Data about app and page elements
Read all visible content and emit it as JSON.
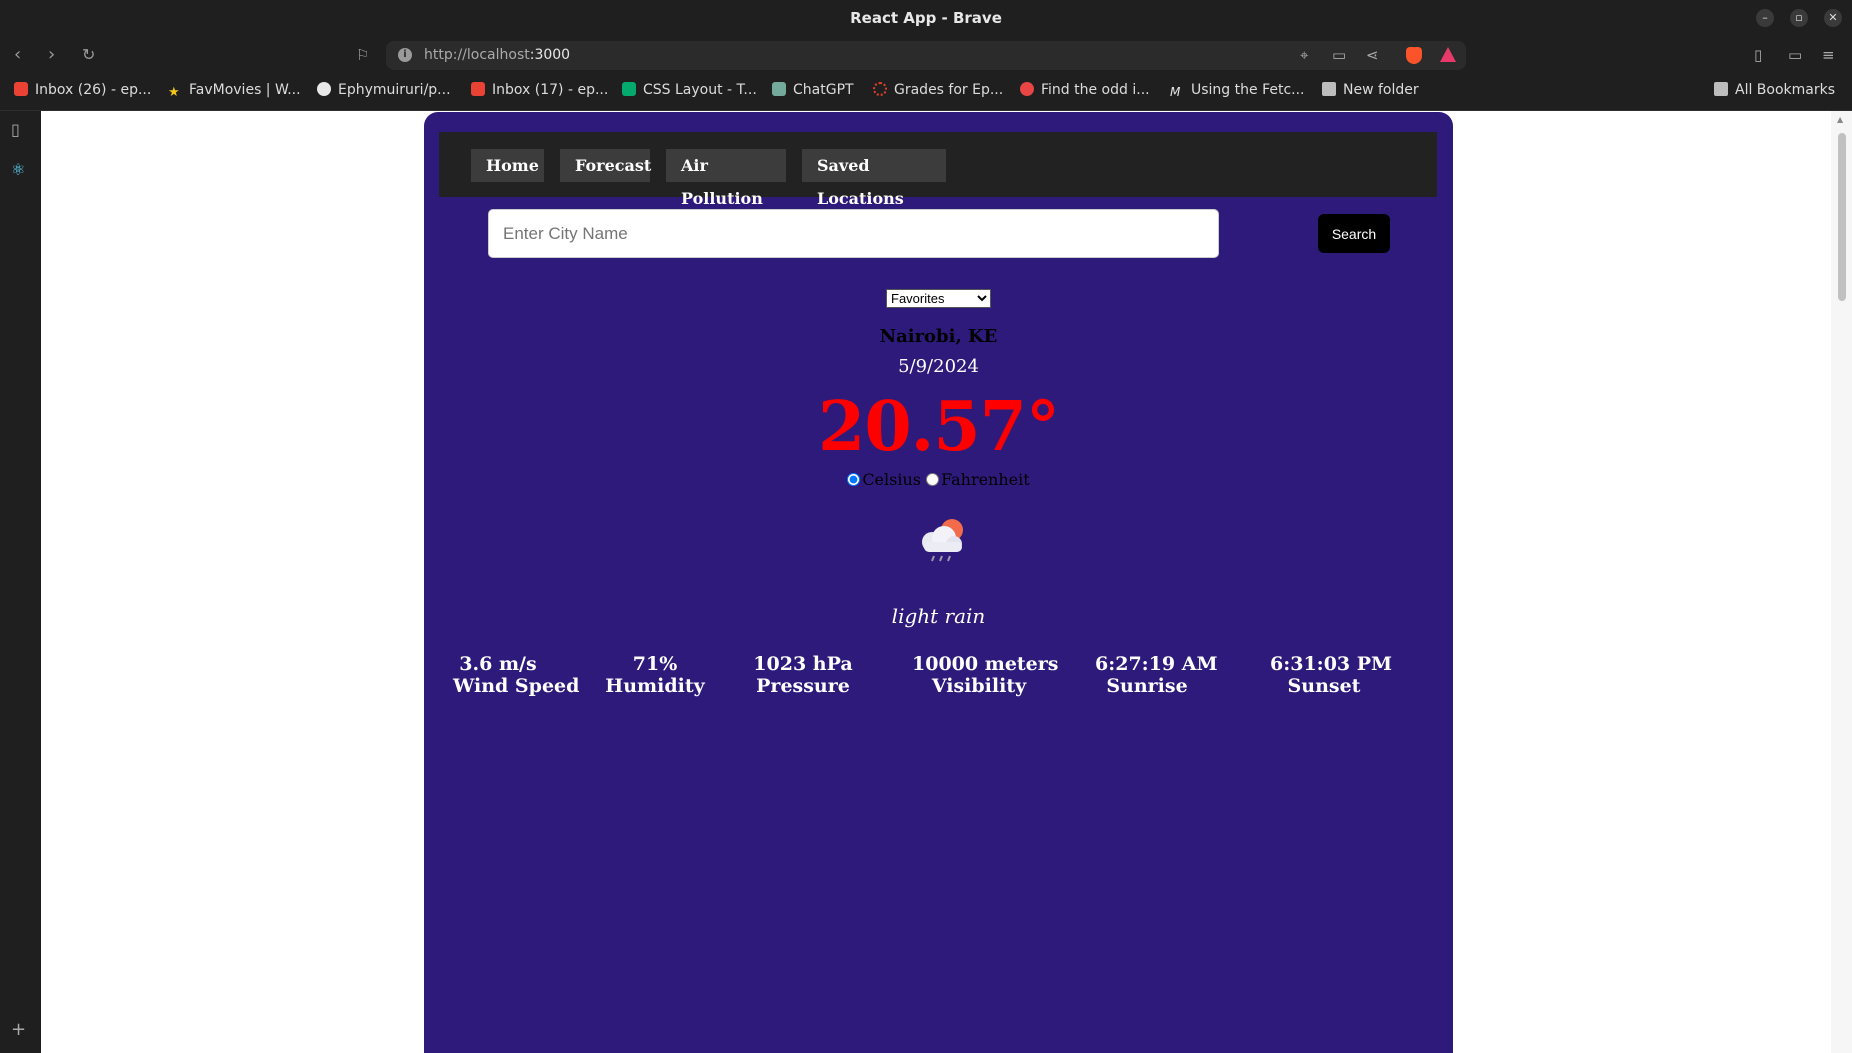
{
  "window": {
    "title": "React App - Brave"
  },
  "toolbar": {
    "url_host": "http://localhost",
    "url_port": ":3000"
  },
  "bookmarks": [
    {
      "label": "Inbox (26) - ep...",
      "icon": "gmail-icon",
      "color": "#ea4335"
    },
    {
      "label": "FavMovies | W...",
      "icon": "star-icon",
      "color": "#f5c518"
    },
    {
      "label": "Ephymuiruri/p...",
      "icon": "github-icon",
      "color": "#e8e8e8"
    },
    {
      "label": "Inbox (17) - ep...",
      "icon": "gmail-icon",
      "color": "#ea4335"
    },
    {
      "label": "CSS Layout - T...",
      "icon": "w3-icon",
      "color": "#04aa6d"
    },
    {
      "label": "ChatGPT",
      "icon": "chatgpt-icon",
      "color": "#74aa9c"
    },
    {
      "label": "Grades for Ep...",
      "icon": "canvas-icon",
      "color": "#e13f2b"
    },
    {
      "label": "Find the odd i...",
      "icon": "hexagon-icon",
      "color": "#e84545"
    },
    {
      "label": "Using the Fetc...",
      "icon": "mdn-icon",
      "color": "#e8e8e8"
    },
    {
      "label": "New folder",
      "icon": "folder-icon",
      "color": "#bdbdbd"
    }
  ],
  "all_bookmarks": "All Bookmarks",
  "nav": [
    "Home",
    "Forecast",
    "Air Pollution",
    "Saved Locations"
  ],
  "search": {
    "placeholder": "Enter City Name",
    "button": "Search"
  },
  "favorites": {
    "selected": "Favorites"
  },
  "weather": {
    "city": "Nairobi, KE",
    "date": "5/9/2024",
    "temperature": "20.57°",
    "unit_celsius": "Celsius",
    "unit_fahrenheit": "Fahrenheit",
    "description": "light rain"
  },
  "stats": [
    {
      "value": "3.6 m/s",
      "label": "Wind Speed"
    },
    {
      "value": "71%",
      "label": "Humidity"
    },
    {
      "value": "1023 hPa",
      "label": "Pressure"
    },
    {
      "value": "10000 meters",
      "label": "Visibility"
    },
    {
      "value": "6:27:19 AM",
      "label": "Sunrise"
    },
    {
      "value": "6:31:03 PM",
      "label": "Sunset"
    }
  ],
  "colors": {
    "app_bg": "#2e1a7a",
    "temperature": "#ff0000",
    "nav_bg": "#222222"
  }
}
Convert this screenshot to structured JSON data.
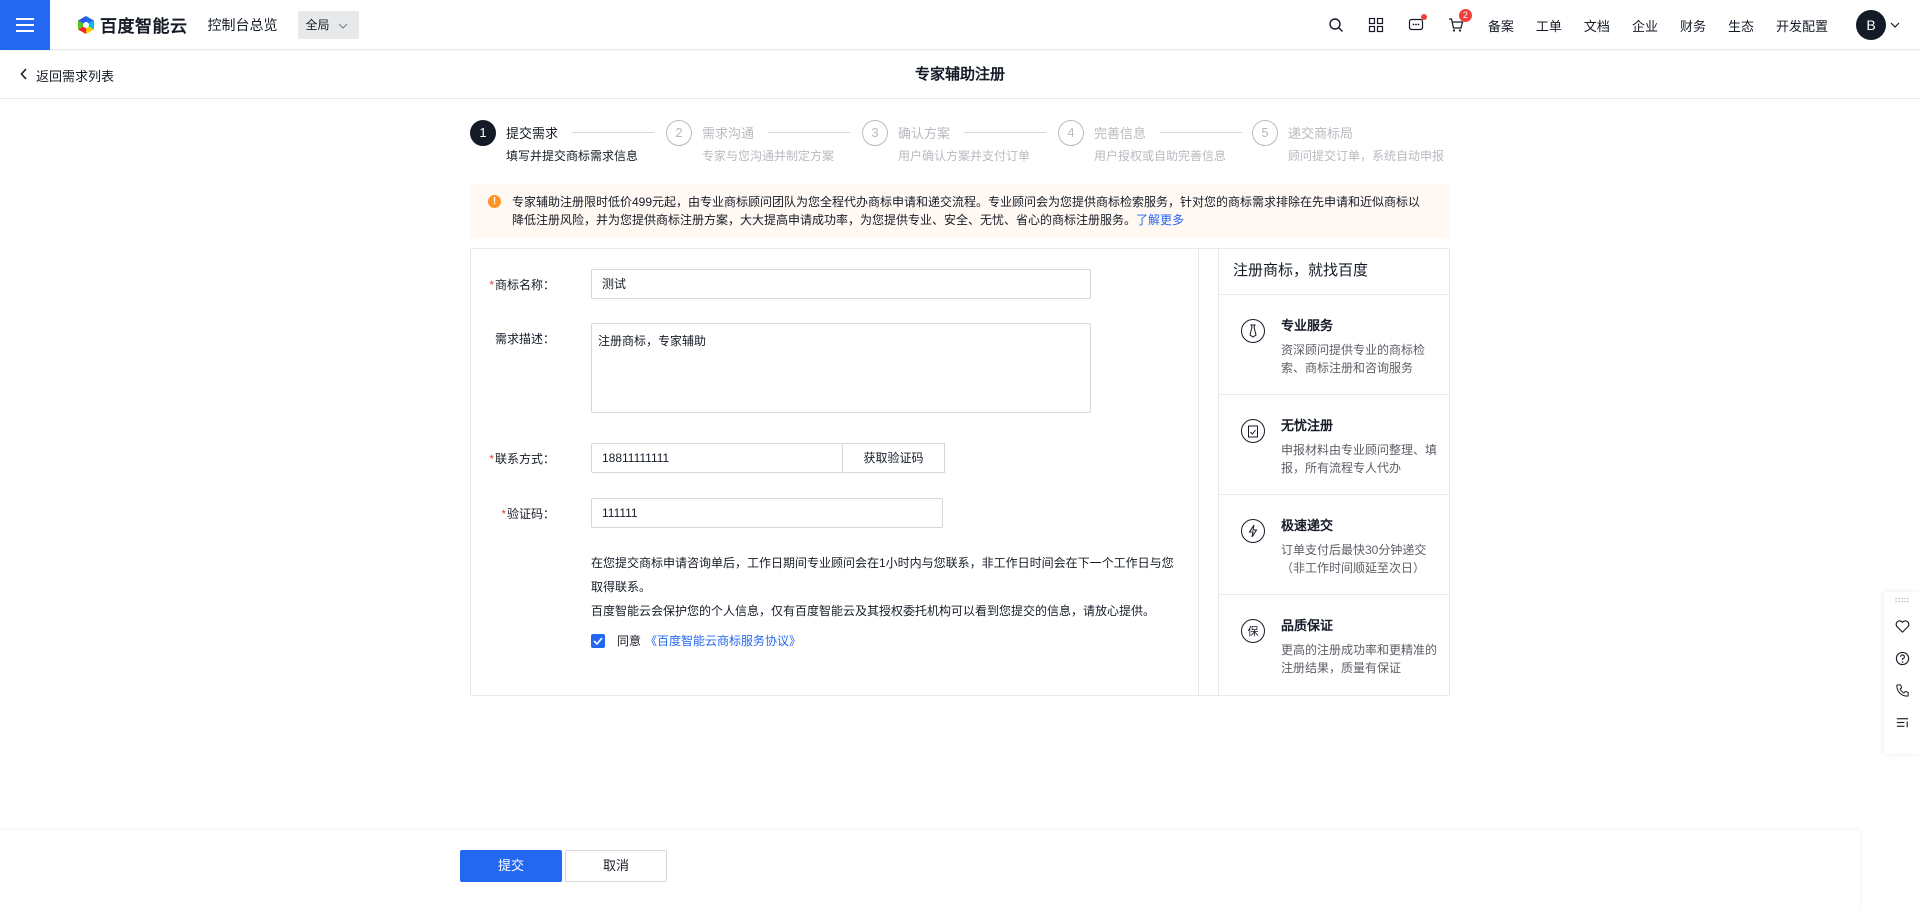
{
  "header": {
    "logo_text": "百度智能云",
    "console_link": "控制台总览",
    "region": "全局",
    "cart_count": "2",
    "links": [
      "备案",
      "工单",
      "文档",
      "企业",
      "财务",
      "生态",
      "开发配置"
    ],
    "avatar_letter": "B"
  },
  "subheader": {
    "back_label": "返回需求列表",
    "title": "专家辅助注册"
  },
  "steps": [
    {
      "num": "1",
      "title": "提交需求",
      "desc": "填写并提交商标需求信息"
    },
    {
      "num": "2",
      "title": "需求沟通",
      "desc": "专家与您沟通并制定方案"
    },
    {
      "num": "3",
      "title": "确认方案",
      "desc": "用户确认方案并支付订单"
    },
    {
      "num": "4",
      "title": "完善信息",
      "desc": "用户授权或自助完善信息"
    },
    {
      "num": "5",
      "title": "递交商标局",
      "desc": "顾问提交订单，系统自动申报"
    }
  ],
  "notice": {
    "icon": "!",
    "text": "专家辅助注册限时低价499元起，由专业商标顾问团队为您全程代办商标申请和递交流程。专业顾问会为您提供商标检索服务，针对您的商标需求排除在先申请和近似商标以降低注册风险，并为您提供商标注册方案，大大提高申请成功率，为您提供专业、安全、无忧、省心的商标注册服务。",
    "link": "了解更多"
  },
  "form": {
    "required_mark": "*",
    "name_label": "商标名称：",
    "name_value": "测试",
    "desc_label": "需求描述：",
    "desc_value": "注册商标，专家辅助",
    "phone_label": "联系方式：",
    "phone_value": "18811111111",
    "code_button": "获取验证码",
    "code_label": "验证码：",
    "code_value": "111111",
    "hint1": "在您提交商标申请咨询单后，工作日期间专业顾问会在1小时内与您联系，非工作日时间会在下一个工作日与您取得联系。",
    "hint2": "百度智能云会保护您的个人信息，仅有百度智能云及其授权委托机构可以看到您提交的信息，请放心提供。",
    "agree_label": "同意",
    "agree_link": "《百度智能云商标服务协议》"
  },
  "sidebar": {
    "title": "注册商标，就找百度",
    "features": [
      {
        "title": "专业服务",
        "desc": "资深顾问提供专业的商标检索、商标注册和咨询服务",
        "icon": "tie-icon"
      },
      {
        "title": "无忧注册",
        "desc": "申报材料由专业顾问整理、填报，所有流程专人代办",
        "icon": "clipboard-check-icon"
      },
      {
        "title": "极速递交",
        "desc": "订单支付后最快30分钟递交（非工作时间顺延至次日）",
        "icon": "lightning-icon"
      },
      {
        "title": "品质保证",
        "desc": "更高的注册成功率和更精准的注册结果，质量有保证",
        "icon": "guarantee-icon",
        "icon_glyph": "保"
      }
    ]
  },
  "footer": {
    "submit": "提交",
    "cancel": "取消"
  },
  "colors": {
    "primary": "#2468f2",
    "text": "#151b26",
    "muted": "#b8babf",
    "notice_bg": "#fff8f3",
    "warning": "#ff9326",
    "danger": "#f33e3e"
  }
}
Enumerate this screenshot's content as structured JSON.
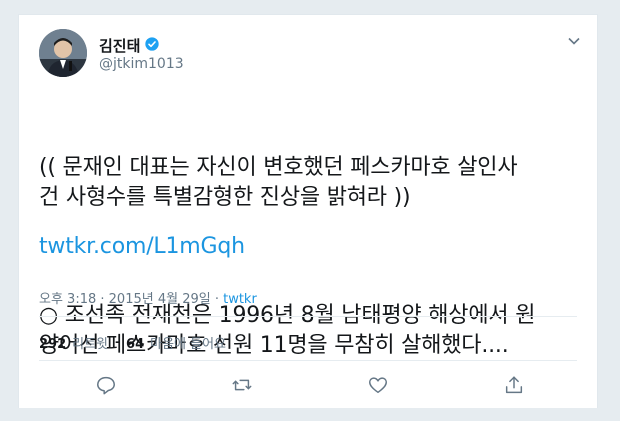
{
  "author": {
    "name": "김진태",
    "handle": "@jtkim1013"
  },
  "tweet": {
    "line1": "(( 문재인 대표는 자신이 변호했던 페스카마호 살인사\n건 사형수를 특별감형한 진상을 밝혀라 ))",
    "line2": "○ 조선족 전재천은 1996년 8월 남태평양 해상에서 원\n양어선 페스카마호 선원 11명을 무참히 살해했다....",
    "link": "twtkr.com/L1mGqh"
  },
  "meta": {
    "time": "오후 3:18",
    "sep1": " · ",
    "date": "2015년 4월 29일",
    "sep2": " · ",
    "source": "twtkr"
  },
  "stats": {
    "retweets": "292",
    "retweets_label": "리트윗",
    "likes": "64",
    "likes_label": "마음에 들어요"
  },
  "colors": {
    "link": "#1b95e0",
    "muted": "#657786",
    "border": "#e1e8ed"
  },
  "icons": [
    "verified-badge-icon",
    "chevron-down-icon",
    "reply-icon",
    "retweet-icon",
    "like-icon",
    "share-icon"
  ]
}
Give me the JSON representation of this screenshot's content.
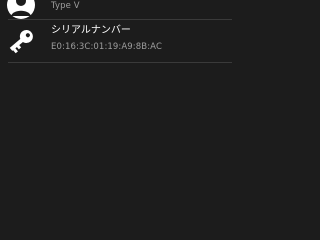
{
  "items": [
    {
      "icon": "person-icon",
      "title": "",
      "subtitle": "Type V"
    },
    {
      "icon": "key-icon",
      "title": "シリアルナンバー",
      "subtitle": "E0:16:3C:01:19:A9:8B:AC"
    }
  ],
  "colors": {
    "background": "#1c1c1c",
    "primary_text": "#ffffff",
    "secondary_text": "#9e9e9e",
    "divider": "#3a3a3a"
  }
}
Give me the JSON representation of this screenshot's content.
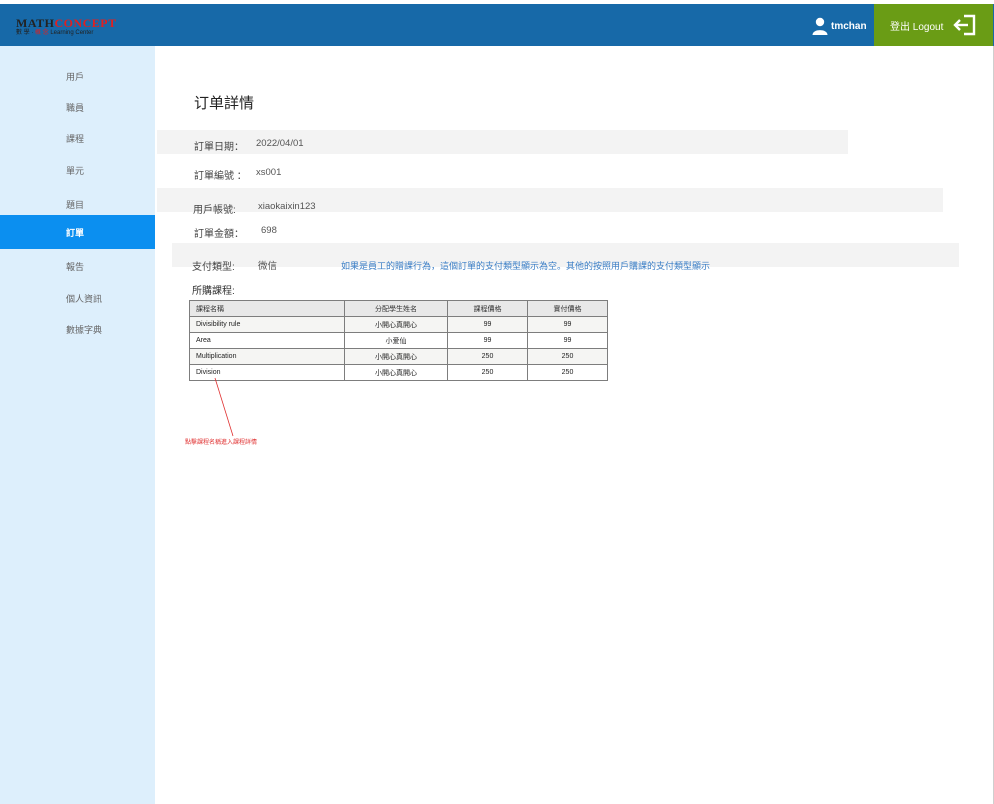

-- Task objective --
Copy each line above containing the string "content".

-- Reply --
Read all visible content and emit it as JSON.
Enumerate this screenshot's content as structured JSON.
Give me the JSON representation of this screenshot's content.
Give me the JSON representation of this screenshot's content.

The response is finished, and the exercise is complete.